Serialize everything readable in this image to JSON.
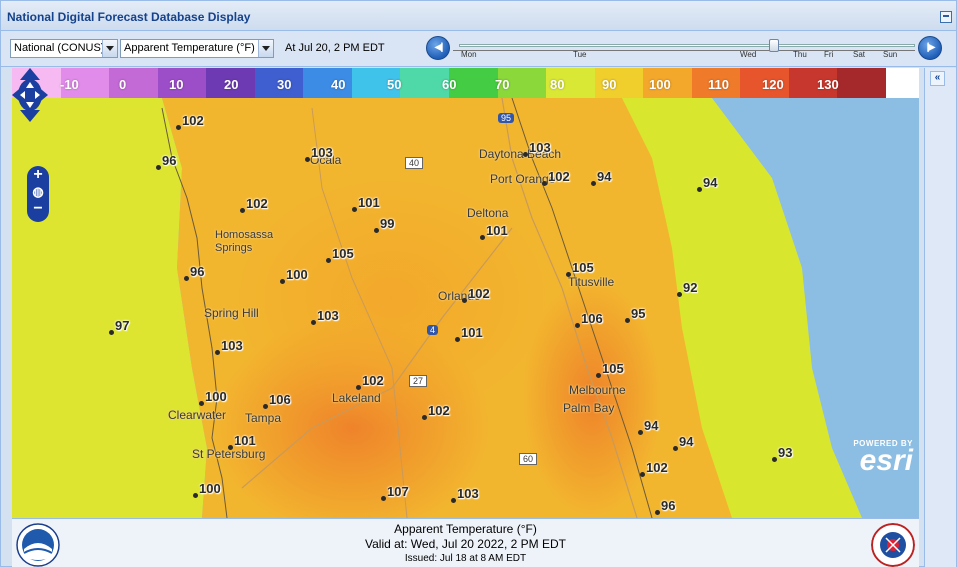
{
  "window": {
    "title": "National Digital Forecast Database Display"
  },
  "toolbar": {
    "region_select": "National (CONUS)",
    "element_select": "Apparent Temperature (°F)",
    "valid_time_label": "At Jul 20,   2 PM EDT",
    "timeline_days": [
      "Mon",
      "Tue",
      "Wed",
      "Thu",
      "Fri",
      "Sat",
      "Sun"
    ],
    "timeline_position": 0.69
  },
  "legend": {
    "labels": [
      "-10",
      "0",
      "10",
      "20",
      "30",
      "40",
      "50",
      "60",
      "70",
      "80",
      "90",
      "100",
      "110",
      "120",
      "130"
    ],
    "colors": [
      "#f6b9f1",
      "#e18cea",
      "#c36ad7",
      "#9c4ec8",
      "#6e3ab4",
      "#3f5fd0",
      "#3c8ce6",
      "#40c3ea",
      "#4fd8a8",
      "#44cd44",
      "#8ad83a",
      "#d9e834",
      "#f0ce2c",
      "#f3a72b",
      "#ee7a2a",
      "#e6552c",
      "#c8372d",
      "#a5282a"
    ]
  },
  "map": {
    "places": [
      {
        "name": "Ocala"
      },
      {
        "name": "Daytona Beach"
      },
      {
        "name": "Port Orange"
      },
      {
        "name": "Deltona"
      },
      {
        "name": "Homosassa Springs"
      },
      {
        "name": "Titusville"
      },
      {
        "name": "Orlando"
      },
      {
        "name": "Spring Hill"
      },
      {
        "name": "Melbourne"
      },
      {
        "name": "Palm Bay"
      },
      {
        "name": "Lakeland"
      },
      {
        "name": "Clearwater"
      },
      {
        "name": "Tampa"
      },
      {
        "name": "St Petersburg"
      }
    ],
    "road_shields": [
      "95",
      "40",
      "4",
      "27",
      "60"
    ],
    "values": [
      "102",
      "96",
      "103",
      "103",
      "102",
      "94",
      "94",
      "102",
      "101",
      "99",
      "101",
      "105",
      "96",
      "100",
      "105",
      "102",
      "92",
      "97",
      "103",
      "106",
      "95",
      "101",
      "103",
      "105",
      "100",
      "102",
      "106",
      "102",
      "94",
      "101",
      "94",
      "102",
      "93",
      "107",
      "100",
      "103",
      "96"
    ],
    "attribution": {
      "powered_by": "POWERED BY",
      "brand": "esri"
    }
  },
  "footer": {
    "title": "Apparent Temperature (°F)",
    "valid_at": "Valid at:  Wed, Jul 20 2022,    2 PM EDT",
    "issued": "Issued: Jul 18 at 8 AM EDT"
  }
}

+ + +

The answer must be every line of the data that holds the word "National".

    "title": "National Digital Forecast Database Display"
    "region_select": "National (CONUS)",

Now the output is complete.